DATA IN THIS EXERCISE START

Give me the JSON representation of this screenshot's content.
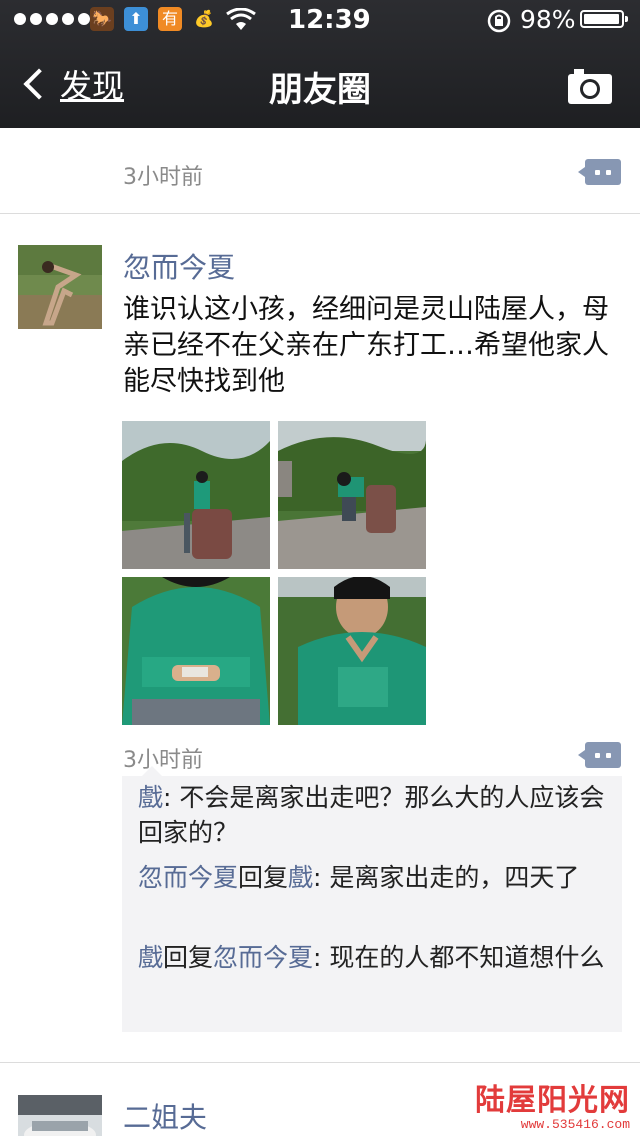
{
  "status_bar": {
    "time": "12:39",
    "battery": "98%",
    "battery_level": 0.98,
    "app_icon_2": "有"
  },
  "nav": {
    "back_label": "发现",
    "title": "朋友圈"
  },
  "feed": {
    "prev_post": {
      "timestamp": "3小时前"
    },
    "post": {
      "author": "忽而今夏",
      "text": "谁识认这小孩，经细问是灵山陆屋人，母亲已经不在父亲在广东打工…希望他家人能尽快找到他",
      "photos": [
        "boy-sitting-photo",
        "boy-crouching-photo",
        "boy-hands-closeup-photo",
        "boy-portrait-photo"
      ],
      "timestamp": "3小时前",
      "comments": [
        {
          "user": "戲",
          "reply_word": "",
          "reply_to": "",
          "text": ": 不会是离家出走吧？那么大的人应该会回家的？"
        },
        {
          "user": "忽而今夏",
          "reply_word": "回复",
          "reply_to": "戲",
          "text": ": 是离家出走的，四天了"
        },
        {
          "user": "戲",
          "reply_word": "回复",
          "reply_to": "忽而今夏",
          "text": ": 现在的人都不知道想什么"
        }
      ]
    },
    "next_post": {
      "author": "二姐夫"
    }
  },
  "watermark": {
    "title": "陆屋阳光网",
    "url": "www.535416.com"
  }
}
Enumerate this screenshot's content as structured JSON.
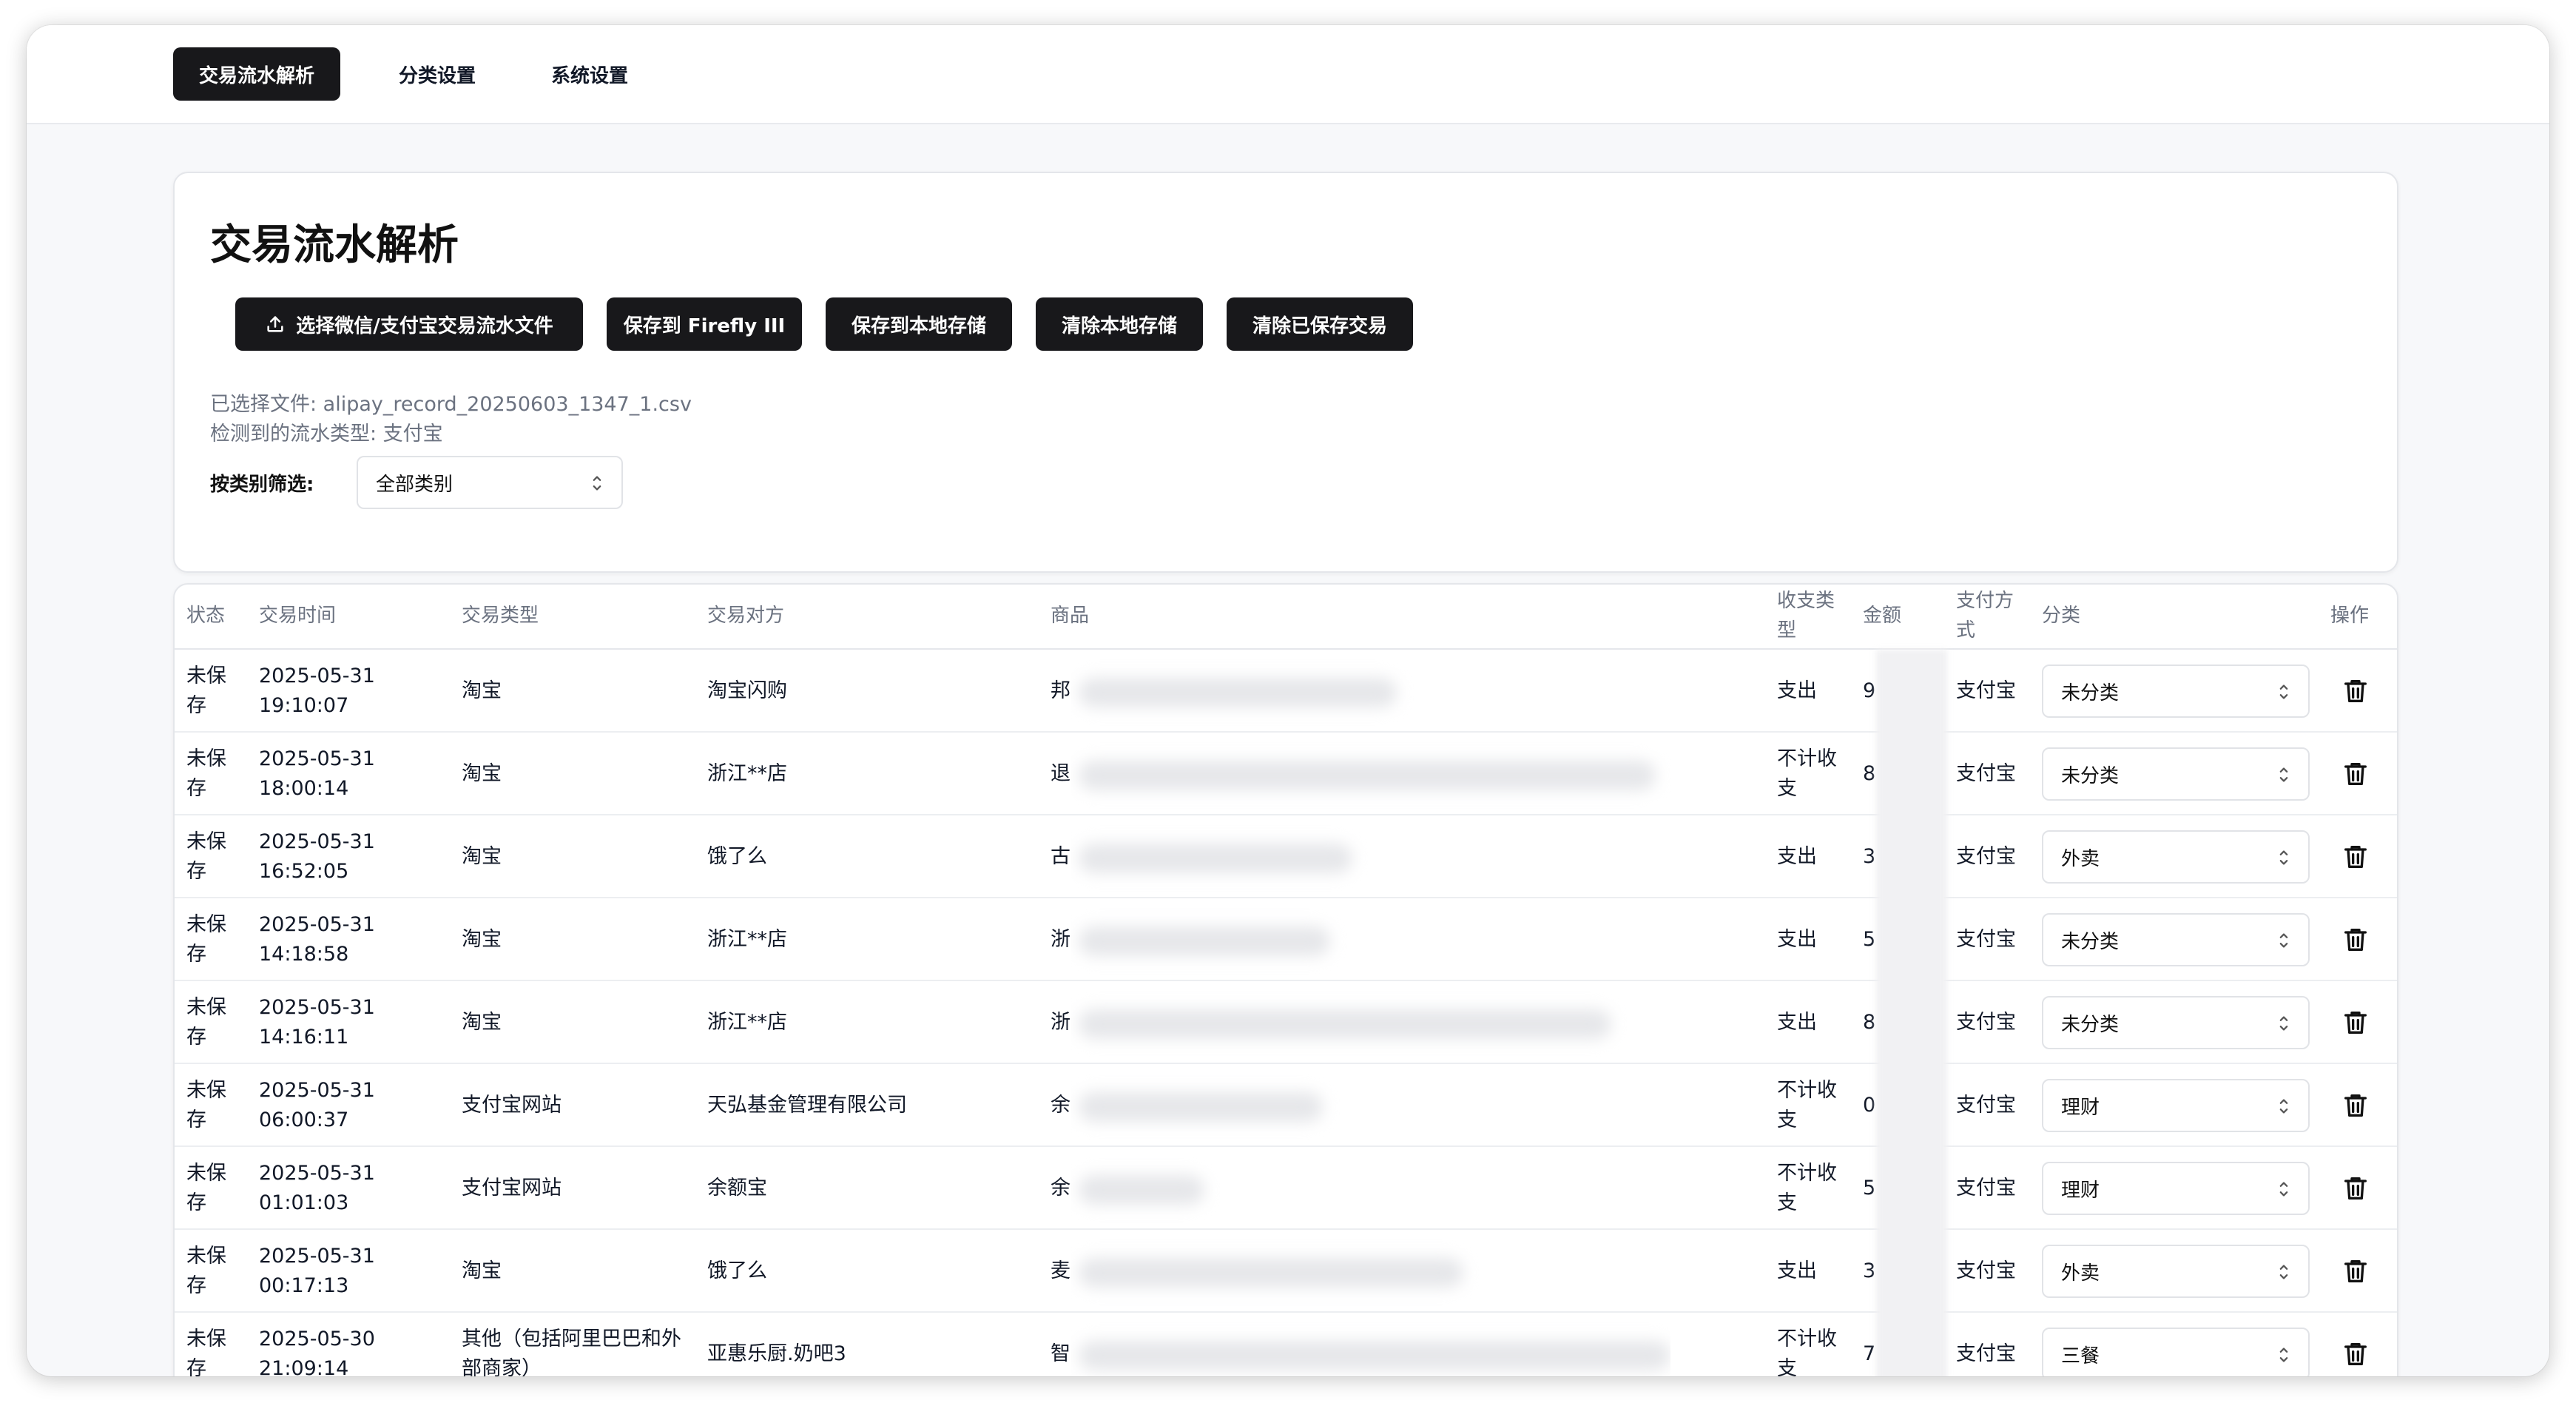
{
  "nav": {
    "tabs": [
      {
        "label": "交易流水解析",
        "active": true
      },
      {
        "label": "分类设置",
        "active": false
      },
      {
        "label": "系统设置",
        "active": false
      }
    ]
  },
  "panel": {
    "title": "交易流水解析",
    "buttons": {
      "select_file": "选择微信/支付宝交易流水文件",
      "save_firefly": "保存到 Firefly III",
      "save_local": "保存到本地存储",
      "clear_local": "清除本地存储",
      "clear_saved": "清除已保存交易"
    },
    "selected_file": "已选择文件: alipay_record_20250603_1347_1.csv",
    "detected_type": "检测到的流水类型: 支付宝",
    "filter_label": "按类别筛选:",
    "filter_value": "全部类别"
  },
  "table": {
    "headers": {
      "status": "状态",
      "time": "交易时间",
      "type": "交易类型",
      "counterparty": "交易对方",
      "goods": "商品",
      "direction": "收支类型",
      "amount": "金额",
      "payment": "支付方式",
      "category": "分类",
      "ops": "操作"
    },
    "rows": [
      {
        "status": "未保存",
        "date": "2025-05-31",
        "time": "19:10:07",
        "type": "淘宝",
        "counterparty": "淘宝闪购",
        "goods": "邦",
        "direction": "支出",
        "amount": "9",
        "payment": "支付宝",
        "category": "未分类"
      },
      {
        "status": "未保存",
        "date": "2025-05-31",
        "time": "18:00:14",
        "type": "淘宝",
        "counterparty": "浙江**店",
        "goods": "退",
        "direction": "不计收支",
        "amount": "8",
        "payment": "支付宝",
        "category": "未分类"
      },
      {
        "status": "未保存",
        "date": "2025-05-31",
        "time": "16:52:05",
        "type": "淘宝",
        "counterparty": "饿了么",
        "goods": "古",
        "direction": "支出",
        "amount": "3",
        "payment": "支付宝",
        "category": "外卖"
      },
      {
        "status": "未保存",
        "date": "2025-05-31",
        "time": "14:18:58",
        "type": "淘宝",
        "counterparty": "浙江**店",
        "goods": "浙",
        "direction": "支出",
        "amount": "5",
        "payment": "支付宝",
        "category": "未分类"
      },
      {
        "status": "未保存",
        "date": "2025-05-31",
        "time": "14:16:11",
        "type": "淘宝",
        "counterparty": "浙江**店",
        "goods": "浙",
        "direction": "支出",
        "amount": "8",
        "payment": "支付宝",
        "category": "未分类"
      },
      {
        "status": "未保存",
        "date": "2025-05-31",
        "time": "06:00:37",
        "type": "支付宝网站",
        "counterparty": "天弘基金管理有限公司",
        "goods": "余",
        "direction": "不计收支",
        "amount": "0",
        "payment": "支付宝",
        "category": "理财"
      },
      {
        "status": "未保存",
        "date": "2025-05-31",
        "time": "01:01:03",
        "type": "支付宝网站",
        "counterparty": "余额宝",
        "goods": "余",
        "direction": "不计收支",
        "amount": "5",
        "payment": "支付宝",
        "category": "理财"
      },
      {
        "status": "未保存",
        "date": "2025-05-31",
        "time": "00:17:13",
        "type": "淘宝",
        "counterparty": "饿了么",
        "goods": "麦",
        "direction": "支出",
        "amount": "3",
        "payment": "支付宝",
        "category": "外卖"
      },
      {
        "status": "未保存",
        "date": "2025-05-30",
        "time": "21:09:14",
        "type": "其他（包括阿里巴巴和外部商家）",
        "counterparty": "亚惠乐厨.奶吧3",
        "goods": "智",
        "direction": "不计收支",
        "amount": "7",
        "payment": "支付宝",
        "category": "三餐"
      }
    ]
  },
  "icons": {
    "upload": "upload-icon",
    "chevron": "chevron-updown-icon",
    "delete": "trash-icon"
  },
  "colors": {
    "primary_button": "#18181b",
    "page_bg": "#f7f8fa",
    "muted_text": "#6b7280"
  }
}
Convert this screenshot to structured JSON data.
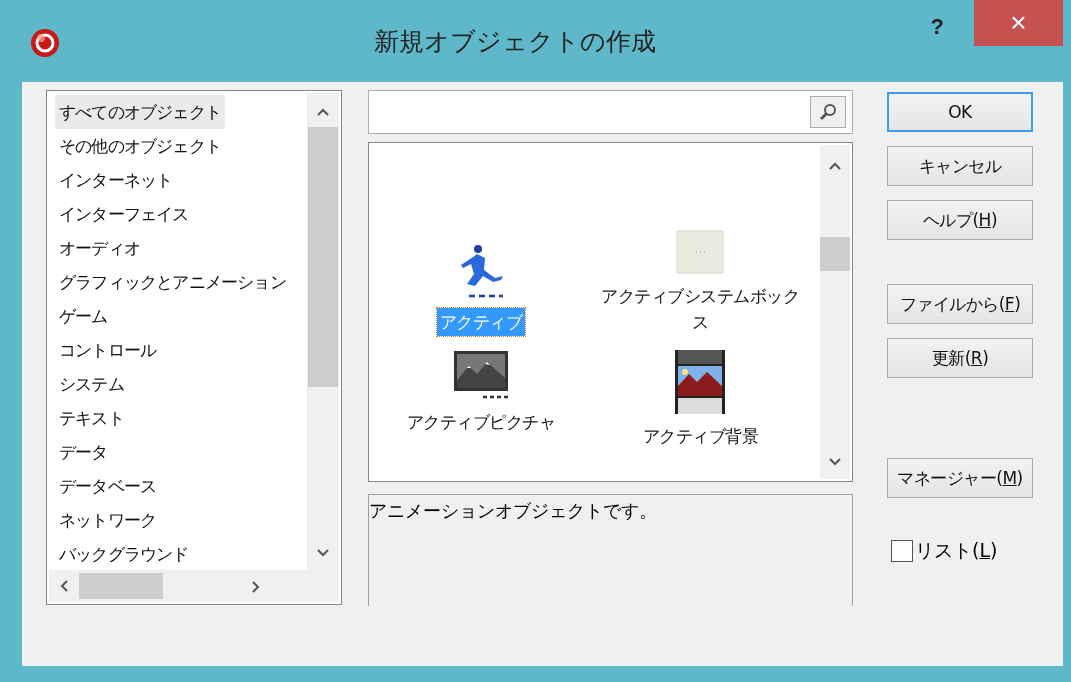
{
  "window": {
    "title": "新規オブジェクトの作成",
    "help": "?",
    "close": "×"
  },
  "categories": [
    {
      "label": "すべてのオブジェクト",
      "selected": true
    },
    {
      "label": "その他のオブジェクト",
      "selected": false
    },
    {
      "label": "インターネット",
      "selected": false
    },
    {
      "label": "インターフェイス",
      "selected": false
    },
    {
      "label": "オーディオ",
      "selected": false
    },
    {
      "label": "グラフィックとアニメーション",
      "selected": false
    },
    {
      "label": "ゲーム",
      "selected": false
    },
    {
      "label": "コントロール",
      "selected": false
    },
    {
      "label": "システム",
      "selected": false
    },
    {
      "label": "テキスト",
      "selected": false
    },
    {
      "label": "データ",
      "selected": false
    },
    {
      "label": "データベース",
      "selected": false
    },
    {
      "label": "ネットワーク",
      "selected": false
    },
    {
      "label": "バックグラウンド",
      "selected": false
    }
  ],
  "objects": [
    {
      "label": "アクティブ",
      "kind": "runner",
      "selected": true
    },
    {
      "label": "アクティブシステムボックス",
      "kind": "box",
      "selected": false
    },
    {
      "label": "アクティブピクチャ",
      "kind": "picture",
      "selected": false
    },
    {
      "label": "アクティブ背景",
      "kind": "film",
      "selected": false
    }
  ],
  "description": "アニメーションオブジェクトです。",
  "buttons": [
    {
      "before": "OK",
      "default": true
    },
    {
      "before": "キャンセル",
      "default": false
    },
    {
      "before": "ヘルプ(",
      "key": "H",
      "after": ")",
      "default": false
    },
    {
      "before": "ファイルから(",
      "key": "F",
      "after": ")",
      "default": false
    },
    {
      "before": "更新(",
      "key": "R",
      "after": ")",
      "default": false
    },
    {
      "before": "マネージャー(",
      "key": "M",
      "after": ")",
      "default": false
    }
  ],
  "list_checkbox": {
    "before": "リスト(",
    "key": "L",
    "after": ")",
    "checked": false
  }
}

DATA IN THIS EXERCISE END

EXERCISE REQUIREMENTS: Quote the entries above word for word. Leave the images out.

THE ANSWER:
Give me the JSON representation of this screenshot's content.
{
  "status_bar": {
    "time": "12:39",
    "battery": "98%",
    "battery_level": 0.98,
    "app_icon_2": "有"
  },
  "nav": {
    "back_label": "发现",
    "title": "朋友圈"
  },
  "feed": {
    "prev_post": {
      "timestamp": "3小时前"
    },
    "post": {
      "author": "忽而今夏",
      "text": "谁识认这小孩，经细问是灵山陆屋人，母亲已经不在父亲在广东打工…希望他家人能尽快找到他",
      "photos": [
        "boy-sitting-photo",
        "boy-crouching-photo",
        "boy-hands-closeup-photo",
        "boy-portrait-photo"
      ],
      "timestamp": "3小时前",
      "comments": [
        {
          "user": "戲",
          "reply_word": "",
          "reply_to": "",
          "text": ": 不会是离家出走吧？那么大的人应该会回家的？"
        },
        {
          "user": "忽而今夏",
          "reply_word": "回复",
          "reply_to": "戲",
          "text": ": 是离家出走的，四天了"
        },
        {
          "user": "戲",
          "reply_word": "回复",
          "reply_to": "忽而今夏",
          "text": ": 现在的人都不知道想什么"
        }
      ]
    },
    "next_post": {
      "author": "二姐夫"
    }
  },
  "watermark": {
    "title": "陆屋阳光网",
    "url": "www.535416.com"
  }
}
Enumerate this screenshot's content as structured JSON.
{
  "nav": {
    "tabs": [
      {
        "label": "交易流水解析",
        "active": true
      },
      {
        "label": "分类设置",
        "active": false
      },
      {
        "label": "系统设置",
        "active": false
      }
    ]
  },
  "panel": {
    "title": "交易流水解析",
    "buttons": {
      "select_file": "选择微信/支付宝交易流水文件",
      "save_firefly": "保存到 Firefly III",
      "save_local": "保存到本地存储",
      "clear_local": "清除本地存储",
      "clear_saved": "清除已保存交易"
    },
    "selected_file": "已选择文件: alipay_record_20250603_1347_1.csv",
    "detected_type": "检测到的流水类型: 支付宝",
    "filter_label": "按类别筛选:",
    "filter_value": "全部类别"
  },
  "table": {
    "headers": {
      "status": "状态",
      "time": "交易时间",
      "type": "交易类型",
      "counterparty": "交易对方",
      "goods": "商品",
      "direction": "收支类型",
      "amount": "金额",
      "payment": "支付方式",
      "category": "分类",
      "ops": "操作"
    },
    "rows": [
      {
        "status": "未保存",
        "date": "2025-05-31",
        "time": "19:10:07",
        "type": "淘宝",
        "counterparty": "淘宝闪购",
        "goods": "邦",
        "direction": "支出",
        "amount": "9",
        "payment": "支付宝",
        "category": "未分类"
      },
      {
        "status": "未保存",
        "date": "2025-05-31",
        "time": "18:00:14",
        "type": "淘宝",
        "counterparty": "浙江**店",
        "goods": "退",
        "direction": "不计收支",
        "amount": "8",
        "payment": "支付宝",
        "category": "未分类"
      },
      {
        "status": "未保存",
        "date": "2025-05-31",
        "time": "16:52:05",
        "type": "淘宝",
        "counterparty": "饿了么",
        "goods": "古",
        "direction": "支出",
        "amount": "3",
        "payment": "支付宝",
        "category": "外卖"
      },
      {
        "status": "未保存",
        "date": "2025-05-31",
        "time": "14:18:58",
        "type": "淘宝",
        "counterparty": "浙江**店",
        "goods": "浙",
        "direction": "支出",
        "amount": "5",
        "payment": "支付宝",
        "category": "未分类"
      },
      {
        "status": "未保存",
        "date": "2025-05-31",
        "time": "14:16:11",
        "type": "淘宝",
        "counterparty": "浙江**店",
        "goods": "浙",
        "direction": "支出",
        "amount": "8",
        "payment": "支付宝",
        "category": "未分类"
      },
      {
        "status": "未保存",
        "date": "2025-05-31",
        "time": "06:00:37",
        "type": "支付宝网站",
        "counterparty": "天弘基金管理有限公司",
        "goods": "余",
        "direction": "不计收支",
        "amount": "0",
        "payment": "支付宝",
        "category": "理财"
      },
      {
        "status": "未保存",
        "date": "2025-05-31",
        "time": "01:01:03",
        "type": "支付宝网站",
        "counterparty": "余额宝",
        "goods": "余",
        "direction": "不计收支",
        "amount": "5",
        "payment": "支付宝",
        "category": "理财"
      },
      {
        "status": "未保存",
        "date": "2025-05-31",
        "time": "00:17:13",
        "type": "淘宝",
        "counterparty": "饿了么",
        "goods": "麦",
        "direction": "支出",
        "amount": "3",
        "payment": "支付宝",
        "category": "外卖"
      },
      {
        "status": "未保存",
        "date": "2025-05-30",
        "time": "21:09:14",
        "type": "其他（包括阿里巴巴和外部商家）",
        "counterparty": "亚惠乐厨.奶吧3",
        "goods": "智",
        "direction": "不计收支",
        "amount": "7",
        "payment": "支付宝",
        "category": "三餐"
      }
    ]
  },
  "icons": {
    "upload": "upload-icon",
    "chevron": "chevron-updown-icon",
    "delete": "trash-icon"
  },
  "colors": {
    "primary_button": "#18181b",
    "page_bg": "#f7f8fa",
    "muted_text": "#6b7280"
  }
}
Convert this screenshot to structured JSON data.
{
  "window": {
    "title": "新規オブジェクトの作成",
    "help": "?",
    "close": "×"
  },
  "categories": [
    {
      "label": "すべてのオブジェクト",
      "selected": true
    },
    {
      "label": "その他のオブジェクト",
      "selected": false
    },
    {
      "label": "インターネット",
      "selected": false
    },
    {
      "label": "インターフェイス",
      "selected": false
    },
    {
      "label": "オーディオ",
      "selected": false
    },
    {
      "label": "グラフィックとアニメーション",
      "selected": false
    },
    {
      "label": "ゲーム",
      "selected": false
    },
    {
      "label": "コントロール",
      "selected": false
    },
    {
      "label": "システム",
      "selected": false
    },
    {
      "label": "テキスト",
      "selected": false
    },
    {
      "label": "データ",
      "selected": false
    },
    {
      "label": "データベース",
      "selected": false
    },
    {
      "label": "ネットワーク",
      "selected": false
    },
    {
      "label": "バックグラウンド",
      "selected": false
    }
  ],
  "objects": [
    {
      "label": "アクティブ",
      "kind": "runner",
      "selected": true
    },
    {
      "label": "アクティブシステムボックス",
      "kind": "box",
      "selected": false
    },
    {
      "label": "アクティブピクチャ",
      "kind": "picture",
      "selected": false
    },
    {
      "label": "アクティブ背景",
      "kind": "film",
      "selected": false
    }
  ],
  "description": "アニメーションオブジェクトです。",
  "buttons": [
    {
      "before": "OK",
      "default": true
    },
    {
      "before": "キャンセル",
      "default": false
    },
    {
      "before": "ヘルプ(",
      "key": "H",
      "after": ")",
      "default": false
    },
    {
      "before": "ファイルから(",
      "key": "F",
      "after": ")",
      "default": false
    },
    {
      "before": "更新(",
      "key": "R",
      "after": ")",
      "default": false
    },
    {
      "before": "マネージャー(",
      "key": "M",
      "after": ")",
      "default": false
    }
  ],
  "list_checkbox": {
    "before": "リスト(",
    "key": "L",
    "after": ")",
    "checked": false
  }
}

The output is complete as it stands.